------ Supplied entries ------
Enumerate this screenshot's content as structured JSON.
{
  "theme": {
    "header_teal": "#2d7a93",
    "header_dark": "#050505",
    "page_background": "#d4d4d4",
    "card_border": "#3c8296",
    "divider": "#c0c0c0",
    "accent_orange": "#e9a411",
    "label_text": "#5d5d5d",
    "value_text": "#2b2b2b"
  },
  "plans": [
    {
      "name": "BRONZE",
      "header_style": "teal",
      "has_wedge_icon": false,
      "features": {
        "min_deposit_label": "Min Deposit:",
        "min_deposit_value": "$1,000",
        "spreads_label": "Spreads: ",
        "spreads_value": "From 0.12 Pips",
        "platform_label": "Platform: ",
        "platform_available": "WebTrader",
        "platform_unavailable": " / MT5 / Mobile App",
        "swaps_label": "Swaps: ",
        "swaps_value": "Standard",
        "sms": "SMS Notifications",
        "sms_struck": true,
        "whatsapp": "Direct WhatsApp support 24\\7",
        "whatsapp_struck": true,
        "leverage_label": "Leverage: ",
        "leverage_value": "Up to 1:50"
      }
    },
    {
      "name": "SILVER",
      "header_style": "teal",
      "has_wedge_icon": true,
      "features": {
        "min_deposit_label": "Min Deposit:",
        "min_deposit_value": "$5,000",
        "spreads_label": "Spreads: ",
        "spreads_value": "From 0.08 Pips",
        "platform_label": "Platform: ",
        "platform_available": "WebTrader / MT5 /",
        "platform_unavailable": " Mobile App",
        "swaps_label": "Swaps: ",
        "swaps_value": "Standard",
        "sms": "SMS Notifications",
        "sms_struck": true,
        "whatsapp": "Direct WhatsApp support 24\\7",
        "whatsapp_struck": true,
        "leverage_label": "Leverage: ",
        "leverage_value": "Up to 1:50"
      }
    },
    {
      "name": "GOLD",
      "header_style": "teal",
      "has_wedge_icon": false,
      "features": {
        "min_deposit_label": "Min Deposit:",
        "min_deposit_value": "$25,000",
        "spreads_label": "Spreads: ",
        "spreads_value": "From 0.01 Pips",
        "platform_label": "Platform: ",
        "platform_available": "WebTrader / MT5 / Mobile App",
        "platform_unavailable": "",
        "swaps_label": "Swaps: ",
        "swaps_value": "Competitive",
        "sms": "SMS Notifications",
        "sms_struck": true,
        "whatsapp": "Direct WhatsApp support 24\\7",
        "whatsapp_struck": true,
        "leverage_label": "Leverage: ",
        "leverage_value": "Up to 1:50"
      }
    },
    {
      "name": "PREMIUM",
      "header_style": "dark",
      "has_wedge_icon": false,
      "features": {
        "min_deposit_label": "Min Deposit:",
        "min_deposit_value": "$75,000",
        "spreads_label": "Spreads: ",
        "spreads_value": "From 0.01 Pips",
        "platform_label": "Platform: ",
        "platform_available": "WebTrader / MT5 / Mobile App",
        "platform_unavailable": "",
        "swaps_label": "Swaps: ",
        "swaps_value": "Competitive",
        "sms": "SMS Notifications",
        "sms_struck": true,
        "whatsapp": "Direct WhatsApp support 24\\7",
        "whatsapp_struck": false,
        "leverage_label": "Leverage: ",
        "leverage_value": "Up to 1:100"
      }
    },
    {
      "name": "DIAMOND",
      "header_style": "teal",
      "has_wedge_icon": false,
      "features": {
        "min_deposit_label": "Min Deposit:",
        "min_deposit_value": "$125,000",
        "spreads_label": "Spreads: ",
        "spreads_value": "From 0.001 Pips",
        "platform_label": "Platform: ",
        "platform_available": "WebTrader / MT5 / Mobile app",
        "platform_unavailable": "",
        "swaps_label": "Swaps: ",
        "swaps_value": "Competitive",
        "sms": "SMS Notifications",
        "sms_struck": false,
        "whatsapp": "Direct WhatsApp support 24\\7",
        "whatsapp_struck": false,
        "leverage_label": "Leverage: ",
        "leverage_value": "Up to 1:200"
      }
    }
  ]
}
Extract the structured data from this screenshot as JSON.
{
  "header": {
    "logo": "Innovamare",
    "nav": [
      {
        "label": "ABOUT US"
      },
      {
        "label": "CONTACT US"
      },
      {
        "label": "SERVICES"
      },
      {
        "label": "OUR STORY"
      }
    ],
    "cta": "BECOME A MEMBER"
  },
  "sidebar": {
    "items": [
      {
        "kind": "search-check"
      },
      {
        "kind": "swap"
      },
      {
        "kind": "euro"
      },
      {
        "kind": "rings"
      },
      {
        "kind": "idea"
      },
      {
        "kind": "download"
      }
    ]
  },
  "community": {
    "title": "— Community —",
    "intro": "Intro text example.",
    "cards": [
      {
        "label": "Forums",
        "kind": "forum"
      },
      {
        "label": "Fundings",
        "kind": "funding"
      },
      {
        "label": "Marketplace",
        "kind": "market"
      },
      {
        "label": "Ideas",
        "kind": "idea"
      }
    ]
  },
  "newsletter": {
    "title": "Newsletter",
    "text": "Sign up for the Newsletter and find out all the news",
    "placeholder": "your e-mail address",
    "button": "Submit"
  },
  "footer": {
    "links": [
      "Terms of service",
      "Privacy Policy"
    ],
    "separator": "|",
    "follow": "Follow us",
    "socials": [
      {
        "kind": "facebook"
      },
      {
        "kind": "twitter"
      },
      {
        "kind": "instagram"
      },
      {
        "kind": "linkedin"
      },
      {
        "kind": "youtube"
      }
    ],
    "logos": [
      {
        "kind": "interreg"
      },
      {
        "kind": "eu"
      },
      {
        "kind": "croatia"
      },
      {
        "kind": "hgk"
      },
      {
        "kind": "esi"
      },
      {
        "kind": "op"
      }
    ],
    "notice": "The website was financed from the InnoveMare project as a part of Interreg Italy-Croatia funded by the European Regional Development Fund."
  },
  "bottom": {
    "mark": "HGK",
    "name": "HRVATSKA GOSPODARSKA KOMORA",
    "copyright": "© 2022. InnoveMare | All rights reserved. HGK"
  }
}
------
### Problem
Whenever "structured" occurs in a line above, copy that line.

### Answer for the task
Enumerate this screenshot's content as structured JSON.
Extract the structured data from this screenshot as JSON.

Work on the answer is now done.